### SUPPLIED RECORDS
========================================
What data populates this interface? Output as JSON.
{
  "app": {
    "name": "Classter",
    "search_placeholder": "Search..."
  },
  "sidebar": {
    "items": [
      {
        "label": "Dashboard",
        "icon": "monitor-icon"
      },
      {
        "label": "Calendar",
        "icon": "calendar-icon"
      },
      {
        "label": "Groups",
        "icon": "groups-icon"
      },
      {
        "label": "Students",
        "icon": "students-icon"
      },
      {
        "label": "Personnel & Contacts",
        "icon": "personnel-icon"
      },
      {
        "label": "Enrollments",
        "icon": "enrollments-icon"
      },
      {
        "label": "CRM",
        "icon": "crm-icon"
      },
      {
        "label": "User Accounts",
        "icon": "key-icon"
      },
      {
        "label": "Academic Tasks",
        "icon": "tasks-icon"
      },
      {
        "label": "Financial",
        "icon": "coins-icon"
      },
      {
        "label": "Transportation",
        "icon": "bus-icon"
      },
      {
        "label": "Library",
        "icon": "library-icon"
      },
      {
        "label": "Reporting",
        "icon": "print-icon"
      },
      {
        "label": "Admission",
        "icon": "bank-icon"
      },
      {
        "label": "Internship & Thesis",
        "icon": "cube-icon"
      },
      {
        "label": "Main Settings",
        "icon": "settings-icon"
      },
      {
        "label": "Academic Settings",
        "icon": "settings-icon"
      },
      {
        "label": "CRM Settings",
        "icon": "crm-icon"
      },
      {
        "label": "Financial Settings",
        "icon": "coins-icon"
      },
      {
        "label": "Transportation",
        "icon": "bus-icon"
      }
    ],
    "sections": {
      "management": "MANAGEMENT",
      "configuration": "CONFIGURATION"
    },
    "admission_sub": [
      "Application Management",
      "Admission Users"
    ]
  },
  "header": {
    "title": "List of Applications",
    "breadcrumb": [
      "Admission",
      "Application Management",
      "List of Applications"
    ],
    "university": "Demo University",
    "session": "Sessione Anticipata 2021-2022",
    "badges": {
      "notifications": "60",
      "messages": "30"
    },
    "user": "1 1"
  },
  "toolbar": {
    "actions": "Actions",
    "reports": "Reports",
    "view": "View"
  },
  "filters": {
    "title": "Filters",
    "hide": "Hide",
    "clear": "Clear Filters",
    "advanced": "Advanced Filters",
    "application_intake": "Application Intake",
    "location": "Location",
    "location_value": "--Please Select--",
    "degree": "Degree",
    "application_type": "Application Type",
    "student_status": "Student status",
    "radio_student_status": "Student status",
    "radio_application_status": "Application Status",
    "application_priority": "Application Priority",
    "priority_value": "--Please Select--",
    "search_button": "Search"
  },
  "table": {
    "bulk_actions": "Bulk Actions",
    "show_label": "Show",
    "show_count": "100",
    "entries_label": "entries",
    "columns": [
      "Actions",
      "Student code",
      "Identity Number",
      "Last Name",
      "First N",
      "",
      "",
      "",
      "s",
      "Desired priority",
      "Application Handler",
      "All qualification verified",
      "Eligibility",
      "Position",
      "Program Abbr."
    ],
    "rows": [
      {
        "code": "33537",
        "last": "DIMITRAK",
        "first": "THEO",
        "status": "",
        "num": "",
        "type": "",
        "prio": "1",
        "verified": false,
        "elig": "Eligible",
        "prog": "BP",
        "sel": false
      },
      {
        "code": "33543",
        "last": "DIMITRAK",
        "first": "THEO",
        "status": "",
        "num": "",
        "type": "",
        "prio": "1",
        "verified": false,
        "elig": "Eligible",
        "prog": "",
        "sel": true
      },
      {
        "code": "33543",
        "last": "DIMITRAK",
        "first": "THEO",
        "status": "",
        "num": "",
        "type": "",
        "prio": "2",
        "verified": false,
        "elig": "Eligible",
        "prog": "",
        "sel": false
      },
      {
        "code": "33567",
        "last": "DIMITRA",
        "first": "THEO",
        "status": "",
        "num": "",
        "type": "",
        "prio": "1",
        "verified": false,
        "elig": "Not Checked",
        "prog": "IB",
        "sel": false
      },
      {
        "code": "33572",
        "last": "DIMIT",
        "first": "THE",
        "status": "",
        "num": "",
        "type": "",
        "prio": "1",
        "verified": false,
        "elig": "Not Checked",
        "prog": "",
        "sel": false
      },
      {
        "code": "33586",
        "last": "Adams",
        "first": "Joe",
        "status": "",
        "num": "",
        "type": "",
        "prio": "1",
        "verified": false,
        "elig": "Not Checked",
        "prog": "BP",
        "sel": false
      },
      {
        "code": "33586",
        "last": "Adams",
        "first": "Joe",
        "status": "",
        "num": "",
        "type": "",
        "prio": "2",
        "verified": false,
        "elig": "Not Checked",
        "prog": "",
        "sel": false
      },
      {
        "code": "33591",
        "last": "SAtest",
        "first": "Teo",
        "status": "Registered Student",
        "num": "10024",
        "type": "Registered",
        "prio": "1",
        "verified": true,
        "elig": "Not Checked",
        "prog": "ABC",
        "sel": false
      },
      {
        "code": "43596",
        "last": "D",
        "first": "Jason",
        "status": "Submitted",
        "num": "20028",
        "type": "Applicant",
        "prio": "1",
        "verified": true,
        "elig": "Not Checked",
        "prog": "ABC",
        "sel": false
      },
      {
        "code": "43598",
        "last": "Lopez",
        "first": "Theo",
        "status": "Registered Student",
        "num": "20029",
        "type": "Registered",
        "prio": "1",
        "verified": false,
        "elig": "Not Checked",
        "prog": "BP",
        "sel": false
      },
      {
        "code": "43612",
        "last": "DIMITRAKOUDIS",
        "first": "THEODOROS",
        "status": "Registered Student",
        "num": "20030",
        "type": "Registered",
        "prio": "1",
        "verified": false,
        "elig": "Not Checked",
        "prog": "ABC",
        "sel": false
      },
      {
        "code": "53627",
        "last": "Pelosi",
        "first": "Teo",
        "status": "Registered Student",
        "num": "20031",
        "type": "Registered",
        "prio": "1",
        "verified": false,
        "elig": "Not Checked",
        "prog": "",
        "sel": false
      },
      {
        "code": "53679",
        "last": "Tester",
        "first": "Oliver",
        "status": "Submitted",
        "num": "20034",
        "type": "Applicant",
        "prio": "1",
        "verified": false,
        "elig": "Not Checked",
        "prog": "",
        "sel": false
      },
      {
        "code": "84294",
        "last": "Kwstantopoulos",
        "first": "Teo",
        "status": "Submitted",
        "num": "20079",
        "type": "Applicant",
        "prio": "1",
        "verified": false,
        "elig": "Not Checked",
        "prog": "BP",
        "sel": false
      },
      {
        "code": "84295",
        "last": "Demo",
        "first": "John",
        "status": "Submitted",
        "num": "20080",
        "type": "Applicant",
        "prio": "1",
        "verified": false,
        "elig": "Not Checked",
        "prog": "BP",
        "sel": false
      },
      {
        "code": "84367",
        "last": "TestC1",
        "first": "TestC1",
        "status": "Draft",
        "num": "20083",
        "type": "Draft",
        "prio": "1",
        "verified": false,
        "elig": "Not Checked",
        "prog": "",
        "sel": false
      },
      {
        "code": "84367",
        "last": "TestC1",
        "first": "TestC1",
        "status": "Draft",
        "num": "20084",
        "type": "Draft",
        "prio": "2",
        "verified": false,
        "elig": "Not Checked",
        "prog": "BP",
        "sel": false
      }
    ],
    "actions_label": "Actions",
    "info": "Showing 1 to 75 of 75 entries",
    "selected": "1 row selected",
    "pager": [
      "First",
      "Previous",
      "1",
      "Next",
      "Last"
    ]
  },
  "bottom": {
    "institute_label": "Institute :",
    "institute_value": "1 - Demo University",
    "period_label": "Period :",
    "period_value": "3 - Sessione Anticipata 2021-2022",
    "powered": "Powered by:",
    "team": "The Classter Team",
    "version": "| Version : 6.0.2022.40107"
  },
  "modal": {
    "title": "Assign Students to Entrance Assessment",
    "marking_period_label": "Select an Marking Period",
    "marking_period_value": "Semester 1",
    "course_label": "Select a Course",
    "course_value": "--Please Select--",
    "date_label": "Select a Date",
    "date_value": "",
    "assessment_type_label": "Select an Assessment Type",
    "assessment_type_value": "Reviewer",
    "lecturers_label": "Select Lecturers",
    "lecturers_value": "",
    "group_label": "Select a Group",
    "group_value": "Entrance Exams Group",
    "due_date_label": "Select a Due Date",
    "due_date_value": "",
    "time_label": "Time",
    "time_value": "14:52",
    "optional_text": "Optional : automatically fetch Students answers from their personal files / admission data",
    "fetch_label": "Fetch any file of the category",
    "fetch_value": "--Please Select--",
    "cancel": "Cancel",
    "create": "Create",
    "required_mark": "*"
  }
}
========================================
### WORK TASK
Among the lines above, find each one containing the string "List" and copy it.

### ANSWER FOR THE TASK
    "title": "List of Applications",
      "List of Applications"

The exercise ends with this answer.